Why You're Stressed And How To Handle It
Coping can be arduous for a feeling as familiar and regular as work stress. This is especially true when the stress is sudden and without clear reason. Being blindsided by a wave of anxiety will wreck you emotionally and kill your productivity for seemingly no reason. Regardless, there is still a cause; your body is reacting to some form of unseen stimuli. While general stress management techniques can - and do - alleviate the pressure, it is impossible to work preemptively against anxiety without knowing the root cause.
Figuring out the cause of your stress can take time. Feelings (e.g. stress) are difficult to work with because they are abstract, and you need hard data. Taking out as much abstraction from the process of retrospection as possible will help you find the causes of your stress.
If tracking stress seems elusive, don’t fret. Pinning down a single aspect of a system as complex as the mind takes practice. If quantifying stress itself seems too broad, focus instead on the symptoms. Keep track of behaviors or physical symptoms that tend to accompany your stress, such as fatigue, irritability, and social withdrawal -- all of these are among common symptoms of stress, according to Mayo Clinic. Once you decide what exactly you are going to monitor, it is time to start taking note.
There is no right way to track your stress.
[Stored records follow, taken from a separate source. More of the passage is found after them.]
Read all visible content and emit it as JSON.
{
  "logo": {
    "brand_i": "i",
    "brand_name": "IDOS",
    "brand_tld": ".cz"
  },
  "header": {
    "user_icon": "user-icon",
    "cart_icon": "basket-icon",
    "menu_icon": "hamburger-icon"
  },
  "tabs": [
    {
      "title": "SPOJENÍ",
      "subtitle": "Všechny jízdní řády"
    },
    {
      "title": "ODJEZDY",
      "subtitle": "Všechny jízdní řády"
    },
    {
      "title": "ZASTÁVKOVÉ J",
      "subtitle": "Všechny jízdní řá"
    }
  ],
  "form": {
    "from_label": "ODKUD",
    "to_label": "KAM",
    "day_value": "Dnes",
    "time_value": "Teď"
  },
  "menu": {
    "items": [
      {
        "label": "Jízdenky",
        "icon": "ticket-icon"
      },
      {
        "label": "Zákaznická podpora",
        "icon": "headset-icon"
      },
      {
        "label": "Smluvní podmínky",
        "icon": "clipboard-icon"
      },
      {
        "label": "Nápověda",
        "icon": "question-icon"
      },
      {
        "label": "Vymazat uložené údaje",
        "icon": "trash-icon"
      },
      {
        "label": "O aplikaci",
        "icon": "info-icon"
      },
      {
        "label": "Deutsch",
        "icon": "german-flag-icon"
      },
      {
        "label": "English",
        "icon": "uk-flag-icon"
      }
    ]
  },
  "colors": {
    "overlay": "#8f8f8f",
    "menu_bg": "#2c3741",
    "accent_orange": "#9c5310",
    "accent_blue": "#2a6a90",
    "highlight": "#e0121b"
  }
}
Find what works best for you. You can try recording your level of stress on a scale of 1 to 10 in a journal; perhaps the best way for you is through a mood tracking app such as Daylio (note: cannot be personalized to more specific moods, but does provide a place to list the day’s activities and graphs patterns) or Moodtrack Diary (also graphs patterns for you automatically). The best method is the one with which you can stick. As you begin to amass this information, patterns will probably start to appear. Cross-reference the stressful days with your work calendar to find the cause.
Once you’ve uncovered the cause, you can work to alleviate the stress ahead of time. Curate a relaxing routine tailored to what is causing this extra stress. For example, if your stress levels rise on the days of your weekly staff meeting, plan to get to work early to get comfortable in the conference space. Block off part of the evening before so you have time to practice, relax, and get to bed early. Find what prepares and relaxes you and get ahead of your stressor.
If you still can’t find a direct cause of your work stress and it continues to persist, it could have something to do with the overall work environment. Some of it will be out of your control; you may not be able to change the managerial procedures or make the office milieu more supportive. But knowing the reasons behind your stress can suggest specific remedies that will still help you. Channel the stress over managerial procedure into revamping your own daily schedule to be more productive. If support cannot be found within the office, be sure to have time with close friends with whom you can talk out your work conflicts.
There are situations where chronic occupational stress can stem from something in your control, such as exorbitant workloads. If your stress levels are already high, carefully assess how much you have on your plate before agreeing to take on yet another project.
Trying to figure out your stressors can be hard, but there still ways to combat stress before you know what needs to be targeted. Keep a good book in your desk drawer or take a walk as a reprieve during lunch. Find a great playlist to listen to on the way so you walk through the door with confidence. Work stress is a battle, but you are not alone. Seriously -- the American Psychological Association states that 65% of Americans are stressed out because of their occupation. Getting into a healthy mindset takes time and effort, but it is possible.
As the adage goes, knowledge is power. It is easier to ignore work stress than to confront it but doing the difficult thing now will pay off in the long run. When you know what you are fighting, you can stop taking stabs in the dark and instead strategize on how to deal with these stressors. Taking time to confront your work anxieties now will make it easier to work hard because you will know exactly what you are facing and how to deal with it; you will go farther because you can endure more.